======== TASK INPUT

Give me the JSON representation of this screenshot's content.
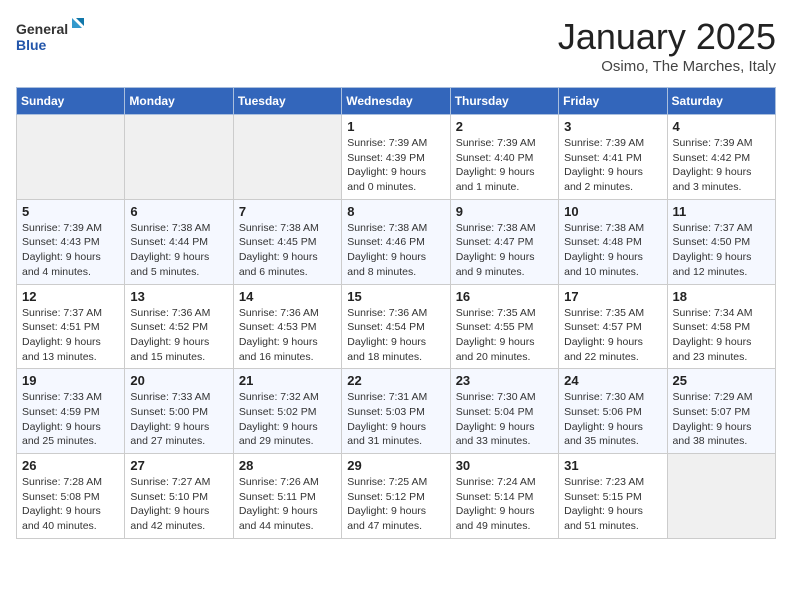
{
  "header": {
    "logo_general": "General",
    "logo_blue": "Blue",
    "title": "January 2025",
    "subtitle": "Osimo, The Marches, Italy"
  },
  "weekdays": [
    "Sunday",
    "Monday",
    "Tuesday",
    "Wednesday",
    "Thursday",
    "Friday",
    "Saturday"
  ],
  "weeks": [
    [
      {
        "day": "",
        "info": ""
      },
      {
        "day": "",
        "info": ""
      },
      {
        "day": "",
        "info": ""
      },
      {
        "day": "1",
        "info": "Sunrise: 7:39 AM\nSunset: 4:39 PM\nDaylight: 9 hours\nand 0 minutes."
      },
      {
        "day": "2",
        "info": "Sunrise: 7:39 AM\nSunset: 4:40 PM\nDaylight: 9 hours\nand 1 minute."
      },
      {
        "day": "3",
        "info": "Sunrise: 7:39 AM\nSunset: 4:41 PM\nDaylight: 9 hours\nand 2 minutes."
      },
      {
        "day": "4",
        "info": "Sunrise: 7:39 AM\nSunset: 4:42 PM\nDaylight: 9 hours\nand 3 minutes."
      }
    ],
    [
      {
        "day": "5",
        "info": "Sunrise: 7:39 AM\nSunset: 4:43 PM\nDaylight: 9 hours\nand 4 minutes."
      },
      {
        "day": "6",
        "info": "Sunrise: 7:38 AM\nSunset: 4:44 PM\nDaylight: 9 hours\nand 5 minutes."
      },
      {
        "day": "7",
        "info": "Sunrise: 7:38 AM\nSunset: 4:45 PM\nDaylight: 9 hours\nand 6 minutes."
      },
      {
        "day": "8",
        "info": "Sunrise: 7:38 AM\nSunset: 4:46 PM\nDaylight: 9 hours\nand 8 minutes."
      },
      {
        "day": "9",
        "info": "Sunrise: 7:38 AM\nSunset: 4:47 PM\nDaylight: 9 hours\nand 9 minutes."
      },
      {
        "day": "10",
        "info": "Sunrise: 7:38 AM\nSunset: 4:48 PM\nDaylight: 9 hours\nand 10 minutes."
      },
      {
        "day": "11",
        "info": "Sunrise: 7:37 AM\nSunset: 4:50 PM\nDaylight: 9 hours\nand 12 minutes."
      }
    ],
    [
      {
        "day": "12",
        "info": "Sunrise: 7:37 AM\nSunset: 4:51 PM\nDaylight: 9 hours\nand 13 minutes."
      },
      {
        "day": "13",
        "info": "Sunrise: 7:36 AM\nSunset: 4:52 PM\nDaylight: 9 hours\nand 15 minutes."
      },
      {
        "day": "14",
        "info": "Sunrise: 7:36 AM\nSunset: 4:53 PM\nDaylight: 9 hours\nand 16 minutes."
      },
      {
        "day": "15",
        "info": "Sunrise: 7:36 AM\nSunset: 4:54 PM\nDaylight: 9 hours\nand 18 minutes."
      },
      {
        "day": "16",
        "info": "Sunrise: 7:35 AM\nSunset: 4:55 PM\nDaylight: 9 hours\nand 20 minutes."
      },
      {
        "day": "17",
        "info": "Sunrise: 7:35 AM\nSunset: 4:57 PM\nDaylight: 9 hours\nand 22 minutes."
      },
      {
        "day": "18",
        "info": "Sunrise: 7:34 AM\nSunset: 4:58 PM\nDaylight: 9 hours\nand 23 minutes."
      }
    ],
    [
      {
        "day": "19",
        "info": "Sunrise: 7:33 AM\nSunset: 4:59 PM\nDaylight: 9 hours\nand 25 minutes."
      },
      {
        "day": "20",
        "info": "Sunrise: 7:33 AM\nSunset: 5:00 PM\nDaylight: 9 hours\nand 27 minutes."
      },
      {
        "day": "21",
        "info": "Sunrise: 7:32 AM\nSunset: 5:02 PM\nDaylight: 9 hours\nand 29 minutes."
      },
      {
        "day": "22",
        "info": "Sunrise: 7:31 AM\nSunset: 5:03 PM\nDaylight: 9 hours\nand 31 minutes."
      },
      {
        "day": "23",
        "info": "Sunrise: 7:30 AM\nSunset: 5:04 PM\nDaylight: 9 hours\nand 33 minutes."
      },
      {
        "day": "24",
        "info": "Sunrise: 7:30 AM\nSunset: 5:06 PM\nDaylight: 9 hours\nand 35 minutes."
      },
      {
        "day": "25",
        "info": "Sunrise: 7:29 AM\nSunset: 5:07 PM\nDaylight: 9 hours\nand 38 minutes."
      }
    ],
    [
      {
        "day": "26",
        "info": "Sunrise: 7:28 AM\nSunset: 5:08 PM\nDaylight: 9 hours\nand 40 minutes."
      },
      {
        "day": "27",
        "info": "Sunrise: 7:27 AM\nSunset: 5:10 PM\nDaylight: 9 hours\nand 42 minutes."
      },
      {
        "day": "28",
        "info": "Sunrise: 7:26 AM\nSunset: 5:11 PM\nDaylight: 9 hours\nand 44 minutes."
      },
      {
        "day": "29",
        "info": "Sunrise: 7:25 AM\nSunset: 5:12 PM\nDaylight: 9 hours\nand 47 minutes."
      },
      {
        "day": "30",
        "info": "Sunrise: 7:24 AM\nSunset: 5:14 PM\nDaylight: 9 hours\nand 49 minutes."
      },
      {
        "day": "31",
        "info": "Sunrise: 7:23 AM\nSunset: 5:15 PM\nDaylight: 9 hours\nand 51 minutes."
      },
      {
        "day": "",
        "info": ""
      }
    ]
  ]
}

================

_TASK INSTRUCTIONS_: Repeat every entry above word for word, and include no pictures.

_PROBLEM SOLUTION_:
Give me the JSON representation of this screenshot's content.
{
  "header": {
    "logo_general": "General",
    "logo_blue": "Blue",
    "title": "January 2025",
    "subtitle": "Osimo, The Marches, Italy"
  },
  "weekdays": [
    "Sunday",
    "Monday",
    "Tuesday",
    "Wednesday",
    "Thursday",
    "Friday",
    "Saturday"
  ],
  "weeks": [
    [
      {
        "day": "",
        "info": ""
      },
      {
        "day": "",
        "info": ""
      },
      {
        "day": "",
        "info": ""
      },
      {
        "day": "1",
        "info": "Sunrise: 7:39 AM\nSunset: 4:39 PM\nDaylight: 9 hours\nand 0 minutes."
      },
      {
        "day": "2",
        "info": "Sunrise: 7:39 AM\nSunset: 4:40 PM\nDaylight: 9 hours\nand 1 minute."
      },
      {
        "day": "3",
        "info": "Sunrise: 7:39 AM\nSunset: 4:41 PM\nDaylight: 9 hours\nand 2 minutes."
      },
      {
        "day": "4",
        "info": "Sunrise: 7:39 AM\nSunset: 4:42 PM\nDaylight: 9 hours\nand 3 minutes."
      }
    ],
    [
      {
        "day": "5",
        "info": "Sunrise: 7:39 AM\nSunset: 4:43 PM\nDaylight: 9 hours\nand 4 minutes."
      },
      {
        "day": "6",
        "info": "Sunrise: 7:38 AM\nSunset: 4:44 PM\nDaylight: 9 hours\nand 5 minutes."
      },
      {
        "day": "7",
        "info": "Sunrise: 7:38 AM\nSunset: 4:45 PM\nDaylight: 9 hours\nand 6 minutes."
      },
      {
        "day": "8",
        "info": "Sunrise: 7:38 AM\nSunset: 4:46 PM\nDaylight: 9 hours\nand 8 minutes."
      },
      {
        "day": "9",
        "info": "Sunrise: 7:38 AM\nSunset: 4:47 PM\nDaylight: 9 hours\nand 9 minutes."
      },
      {
        "day": "10",
        "info": "Sunrise: 7:38 AM\nSunset: 4:48 PM\nDaylight: 9 hours\nand 10 minutes."
      },
      {
        "day": "11",
        "info": "Sunrise: 7:37 AM\nSunset: 4:50 PM\nDaylight: 9 hours\nand 12 minutes."
      }
    ],
    [
      {
        "day": "12",
        "info": "Sunrise: 7:37 AM\nSunset: 4:51 PM\nDaylight: 9 hours\nand 13 minutes."
      },
      {
        "day": "13",
        "info": "Sunrise: 7:36 AM\nSunset: 4:52 PM\nDaylight: 9 hours\nand 15 minutes."
      },
      {
        "day": "14",
        "info": "Sunrise: 7:36 AM\nSunset: 4:53 PM\nDaylight: 9 hours\nand 16 minutes."
      },
      {
        "day": "15",
        "info": "Sunrise: 7:36 AM\nSunset: 4:54 PM\nDaylight: 9 hours\nand 18 minutes."
      },
      {
        "day": "16",
        "info": "Sunrise: 7:35 AM\nSunset: 4:55 PM\nDaylight: 9 hours\nand 20 minutes."
      },
      {
        "day": "17",
        "info": "Sunrise: 7:35 AM\nSunset: 4:57 PM\nDaylight: 9 hours\nand 22 minutes."
      },
      {
        "day": "18",
        "info": "Sunrise: 7:34 AM\nSunset: 4:58 PM\nDaylight: 9 hours\nand 23 minutes."
      }
    ],
    [
      {
        "day": "19",
        "info": "Sunrise: 7:33 AM\nSunset: 4:59 PM\nDaylight: 9 hours\nand 25 minutes."
      },
      {
        "day": "20",
        "info": "Sunrise: 7:33 AM\nSunset: 5:00 PM\nDaylight: 9 hours\nand 27 minutes."
      },
      {
        "day": "21",
        "info": "Sunrise: 7:32 AM\nSunset: 5:02 PM\nDaylight: 9 hours\nand 29 minutes."
      },
      {
        "day": "22",
        "info": "Sunrise: 7:31 AM\nSunset: 5:03 PM\nDaylight: 9 hours\nand 31 minutes."
      },
      {
        "day": "23",
        "info": "Sunrise: 7:30 AM\nSunset: 5:04 PM\nDaylight: 9 hours\nand 33 minutes."
      },
      {
        "day": "24",
        "info": "Sunrise: 7:30 AM\nSunset: 5:06 PM\nDaylight: 9 hours\nand 35 minutes."
      },
      {
        "day": "25",
        "info": "Sunrise: 7:29 AM\nSunset: 5:07 PM\nDaylight: 9 hours\nand 38 minutes."
      }
    ],
    [
      {
        "day": "26",
        "info": "Sunrise: 7:28 AM\nSunset: 5:08 PM\nDaylight: 9 hours\nand 40 minutes."
      },
      {
        "day": "27",
        "info": "Sunrise: 7:27 AM\nSunset: 5:10 PM\nDaylight: 9 hours\nand 42 minutes."
      },
      {
        "day": "28",
        "info": "Sunrise: 7:26 AM\nSunset: 5:11 PM\nDaylight: 9 hours\nand 44 minutes."
      },
      {
        "day": "29",
        "info": "Sunrise: 7:25 AM\nSunset: 5:12 PM\nDaylight: 9 hours\nand 47 minutes."
      },
      {
        "day": "30",
        "info": "Sunrise: 7:24 AM\nSunset: 5:14 PM\nDaylight: 9 hours\nand 49 minutes."
      },
      {
        "day": "31",
        "info": "Sunrise: 7:23 AM\nSunset: 5:15 PM\nDaylight: 9 hours\nand 51 minutes."
      },
      {
        "day": "",
        "info": ""
      }
    ]
  ]
}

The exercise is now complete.